- Rheumatoid arthritis with Keratoconjunctivitis sicca (KCS)
- Diabetes, thyroid disease and other autoimmune conditions are associated with dry eyes
- Sjogren’s disease is a specific type of dry eye where the eyes and mouth and other mucosal surfaces are dry
- Some patient’s eyelids are too open or have a reduced blink, such as with Thyroid Eye Disease and Facial Palsy
- Drug-induced ocular inflammations (e.g. Stevens-Johnson disease)
- Ocular pemphigoid, a rare but important cause of severe dry eyes
- Previous trachoma
Before the oculoplastic surgeon decides on whether the patient has dry eyes, they will take a thorough history, measure the vision and then examine the eyes. The oculoplastic surgeon will ask about eye symptoms and onset, general health, previous eye infections and conditions, contact lens wear, previous laser eye surgery, environmental factors and whether eyedrops used. Medical conditions, drugs taken, allergies. They will specifically look for blepharitis and meibomian gland dysfunction as dry eyes and blepharitis often co-exist.
A thorough eye examination is performed. The Schirmers test using a small strip of filter paper and measuring the extent of moisture absorption or Tear Osmolarity is measured before the eyelids are examined.
We examine the skin around the eyes, the eyelid position, blink rate, exclude plaque-like debris on the eyelid margins and look under the surface of the eyelids. Special dyes are instilled into the eyes to observe the tear film and cornea surface.
The lid margin and health of the meibomian glands are especially examined in order to determine if there is anterior blepharitis or meibomian gland dysfunction with an oily meibum deficiency. Possible Dermadex infection is looked for.
The degree of lid margin inflammation, granular deposits of meibum and skin cells, are assessed and whether there are posterior lid margin telangiectasia present indicative of ocular rosacea.

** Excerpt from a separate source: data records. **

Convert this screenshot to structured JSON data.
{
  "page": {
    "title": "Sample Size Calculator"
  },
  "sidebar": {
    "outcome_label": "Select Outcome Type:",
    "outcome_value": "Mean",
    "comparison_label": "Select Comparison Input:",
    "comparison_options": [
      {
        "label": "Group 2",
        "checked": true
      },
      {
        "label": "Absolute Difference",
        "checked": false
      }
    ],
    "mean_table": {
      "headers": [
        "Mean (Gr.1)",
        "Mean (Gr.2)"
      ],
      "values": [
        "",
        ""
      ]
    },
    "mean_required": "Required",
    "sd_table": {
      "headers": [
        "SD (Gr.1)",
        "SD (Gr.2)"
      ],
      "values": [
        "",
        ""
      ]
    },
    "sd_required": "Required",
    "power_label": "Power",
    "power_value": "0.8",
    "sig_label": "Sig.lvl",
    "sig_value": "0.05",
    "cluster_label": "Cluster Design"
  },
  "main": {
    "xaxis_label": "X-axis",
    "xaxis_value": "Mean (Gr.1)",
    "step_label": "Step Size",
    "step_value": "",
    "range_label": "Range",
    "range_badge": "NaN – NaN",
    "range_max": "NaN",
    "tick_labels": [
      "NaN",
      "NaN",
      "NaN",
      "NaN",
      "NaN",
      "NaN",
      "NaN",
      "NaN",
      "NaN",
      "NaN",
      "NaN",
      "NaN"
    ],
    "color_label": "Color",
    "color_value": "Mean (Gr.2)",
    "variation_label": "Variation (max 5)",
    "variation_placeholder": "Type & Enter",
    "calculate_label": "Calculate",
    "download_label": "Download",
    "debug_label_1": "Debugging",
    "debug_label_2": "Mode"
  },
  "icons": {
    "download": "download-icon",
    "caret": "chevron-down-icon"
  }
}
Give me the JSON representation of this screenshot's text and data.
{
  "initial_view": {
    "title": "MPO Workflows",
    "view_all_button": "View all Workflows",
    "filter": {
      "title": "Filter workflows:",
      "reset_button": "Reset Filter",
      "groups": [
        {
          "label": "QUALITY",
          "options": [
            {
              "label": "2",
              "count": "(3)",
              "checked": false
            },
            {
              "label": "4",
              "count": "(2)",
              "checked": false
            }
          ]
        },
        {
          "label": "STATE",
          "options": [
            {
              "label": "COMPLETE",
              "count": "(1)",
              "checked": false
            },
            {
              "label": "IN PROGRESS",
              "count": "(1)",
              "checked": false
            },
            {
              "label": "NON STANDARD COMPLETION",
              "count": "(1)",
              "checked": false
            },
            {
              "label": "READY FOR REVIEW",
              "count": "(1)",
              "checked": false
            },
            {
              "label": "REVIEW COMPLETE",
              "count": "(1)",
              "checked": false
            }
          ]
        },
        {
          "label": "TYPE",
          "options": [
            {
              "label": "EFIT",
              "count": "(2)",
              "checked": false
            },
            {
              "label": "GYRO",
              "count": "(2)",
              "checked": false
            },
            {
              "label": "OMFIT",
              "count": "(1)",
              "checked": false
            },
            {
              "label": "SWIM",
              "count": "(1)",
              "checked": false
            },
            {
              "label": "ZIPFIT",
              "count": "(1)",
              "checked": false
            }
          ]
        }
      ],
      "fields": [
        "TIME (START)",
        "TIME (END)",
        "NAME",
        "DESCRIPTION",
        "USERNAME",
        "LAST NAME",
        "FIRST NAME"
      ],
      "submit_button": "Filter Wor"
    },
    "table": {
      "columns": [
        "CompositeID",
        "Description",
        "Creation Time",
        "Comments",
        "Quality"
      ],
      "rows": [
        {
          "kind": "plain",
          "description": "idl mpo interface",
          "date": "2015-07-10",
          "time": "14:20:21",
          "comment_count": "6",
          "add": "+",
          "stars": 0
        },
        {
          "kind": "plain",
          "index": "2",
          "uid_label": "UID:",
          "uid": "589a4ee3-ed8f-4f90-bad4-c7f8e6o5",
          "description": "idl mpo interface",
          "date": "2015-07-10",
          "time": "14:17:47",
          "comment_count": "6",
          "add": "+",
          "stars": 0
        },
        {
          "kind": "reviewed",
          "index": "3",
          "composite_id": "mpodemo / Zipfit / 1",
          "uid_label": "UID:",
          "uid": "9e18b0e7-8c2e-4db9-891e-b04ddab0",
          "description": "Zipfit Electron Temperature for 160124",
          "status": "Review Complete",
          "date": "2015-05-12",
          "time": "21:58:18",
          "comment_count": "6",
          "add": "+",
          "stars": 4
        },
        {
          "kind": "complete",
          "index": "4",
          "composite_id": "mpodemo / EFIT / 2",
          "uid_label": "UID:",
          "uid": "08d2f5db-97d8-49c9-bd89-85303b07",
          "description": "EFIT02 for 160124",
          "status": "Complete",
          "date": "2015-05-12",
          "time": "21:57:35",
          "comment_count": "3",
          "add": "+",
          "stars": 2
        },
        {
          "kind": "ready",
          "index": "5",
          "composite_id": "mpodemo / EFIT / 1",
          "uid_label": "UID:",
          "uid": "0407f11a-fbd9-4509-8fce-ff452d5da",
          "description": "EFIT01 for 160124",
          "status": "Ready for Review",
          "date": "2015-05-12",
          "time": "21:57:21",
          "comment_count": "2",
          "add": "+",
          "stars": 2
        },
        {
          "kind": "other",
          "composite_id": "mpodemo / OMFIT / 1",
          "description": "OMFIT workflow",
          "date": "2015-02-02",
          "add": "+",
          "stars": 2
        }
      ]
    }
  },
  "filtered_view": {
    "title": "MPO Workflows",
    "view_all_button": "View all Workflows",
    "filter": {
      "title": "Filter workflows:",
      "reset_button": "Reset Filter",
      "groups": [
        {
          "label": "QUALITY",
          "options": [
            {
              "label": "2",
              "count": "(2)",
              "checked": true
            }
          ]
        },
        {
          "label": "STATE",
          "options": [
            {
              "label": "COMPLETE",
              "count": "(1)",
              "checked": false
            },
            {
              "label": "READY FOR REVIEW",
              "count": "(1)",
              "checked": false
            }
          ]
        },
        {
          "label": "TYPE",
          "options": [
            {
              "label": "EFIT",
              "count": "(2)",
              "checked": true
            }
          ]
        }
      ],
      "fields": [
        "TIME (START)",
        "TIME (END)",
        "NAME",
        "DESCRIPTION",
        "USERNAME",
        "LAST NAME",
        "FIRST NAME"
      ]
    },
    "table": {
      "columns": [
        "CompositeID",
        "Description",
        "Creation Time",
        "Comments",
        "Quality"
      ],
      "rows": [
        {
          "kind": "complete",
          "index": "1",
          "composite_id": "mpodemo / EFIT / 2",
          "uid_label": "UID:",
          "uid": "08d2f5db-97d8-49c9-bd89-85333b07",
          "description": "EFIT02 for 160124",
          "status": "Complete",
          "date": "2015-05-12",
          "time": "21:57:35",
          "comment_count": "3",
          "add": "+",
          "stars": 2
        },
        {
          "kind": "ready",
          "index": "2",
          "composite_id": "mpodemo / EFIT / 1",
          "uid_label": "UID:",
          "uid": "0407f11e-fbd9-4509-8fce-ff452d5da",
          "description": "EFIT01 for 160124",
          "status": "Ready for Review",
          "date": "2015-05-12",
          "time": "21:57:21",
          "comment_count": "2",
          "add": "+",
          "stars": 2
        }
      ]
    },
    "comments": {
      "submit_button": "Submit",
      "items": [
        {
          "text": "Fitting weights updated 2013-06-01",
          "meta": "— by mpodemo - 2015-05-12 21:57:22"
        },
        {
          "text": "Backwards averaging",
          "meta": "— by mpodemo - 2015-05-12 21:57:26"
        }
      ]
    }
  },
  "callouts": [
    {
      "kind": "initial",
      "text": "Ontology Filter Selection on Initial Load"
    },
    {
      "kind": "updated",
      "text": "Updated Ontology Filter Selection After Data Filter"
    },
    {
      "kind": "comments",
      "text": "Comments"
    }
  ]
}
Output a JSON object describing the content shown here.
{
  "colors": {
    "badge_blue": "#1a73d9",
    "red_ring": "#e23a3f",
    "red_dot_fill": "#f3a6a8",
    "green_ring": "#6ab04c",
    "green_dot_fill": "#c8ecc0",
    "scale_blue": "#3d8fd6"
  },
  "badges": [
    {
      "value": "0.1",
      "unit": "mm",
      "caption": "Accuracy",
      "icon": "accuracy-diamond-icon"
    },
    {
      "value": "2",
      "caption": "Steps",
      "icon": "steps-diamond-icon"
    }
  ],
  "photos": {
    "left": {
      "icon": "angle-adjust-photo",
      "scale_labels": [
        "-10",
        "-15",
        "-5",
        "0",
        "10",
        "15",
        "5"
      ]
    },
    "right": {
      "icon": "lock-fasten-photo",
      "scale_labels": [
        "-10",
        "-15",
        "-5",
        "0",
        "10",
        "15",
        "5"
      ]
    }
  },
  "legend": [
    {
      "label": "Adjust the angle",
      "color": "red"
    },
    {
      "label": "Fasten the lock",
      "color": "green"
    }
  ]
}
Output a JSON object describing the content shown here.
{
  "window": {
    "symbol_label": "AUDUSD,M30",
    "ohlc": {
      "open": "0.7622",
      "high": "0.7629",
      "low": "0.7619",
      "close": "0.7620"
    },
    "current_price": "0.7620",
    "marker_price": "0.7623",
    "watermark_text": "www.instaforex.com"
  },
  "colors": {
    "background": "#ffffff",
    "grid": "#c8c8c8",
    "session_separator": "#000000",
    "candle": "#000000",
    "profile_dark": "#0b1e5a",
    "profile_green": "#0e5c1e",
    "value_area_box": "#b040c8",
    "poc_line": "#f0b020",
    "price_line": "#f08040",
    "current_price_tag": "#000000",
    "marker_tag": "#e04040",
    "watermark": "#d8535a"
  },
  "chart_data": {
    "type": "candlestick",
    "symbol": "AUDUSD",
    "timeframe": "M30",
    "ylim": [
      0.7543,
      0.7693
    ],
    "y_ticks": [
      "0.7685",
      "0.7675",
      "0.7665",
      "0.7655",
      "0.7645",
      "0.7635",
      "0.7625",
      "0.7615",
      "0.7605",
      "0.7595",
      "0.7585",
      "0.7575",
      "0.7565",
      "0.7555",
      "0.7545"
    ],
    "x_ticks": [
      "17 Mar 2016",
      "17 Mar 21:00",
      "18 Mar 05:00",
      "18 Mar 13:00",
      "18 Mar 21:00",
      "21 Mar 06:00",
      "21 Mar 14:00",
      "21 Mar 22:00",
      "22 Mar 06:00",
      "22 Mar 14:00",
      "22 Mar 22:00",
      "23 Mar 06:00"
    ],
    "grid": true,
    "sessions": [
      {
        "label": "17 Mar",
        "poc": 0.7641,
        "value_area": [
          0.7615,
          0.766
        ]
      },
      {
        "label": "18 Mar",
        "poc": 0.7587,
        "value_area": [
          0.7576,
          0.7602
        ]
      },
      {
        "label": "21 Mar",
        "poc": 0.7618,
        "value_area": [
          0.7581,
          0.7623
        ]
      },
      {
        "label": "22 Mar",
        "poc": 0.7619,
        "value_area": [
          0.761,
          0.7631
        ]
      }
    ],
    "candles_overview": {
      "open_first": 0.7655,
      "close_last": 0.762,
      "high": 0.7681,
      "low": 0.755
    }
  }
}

The cornea is examined with the bright light and magnification from the slit lamp. A blue light is used after administration of fluorescein drops to help see any dry spots on the eye and examine the tear break up time.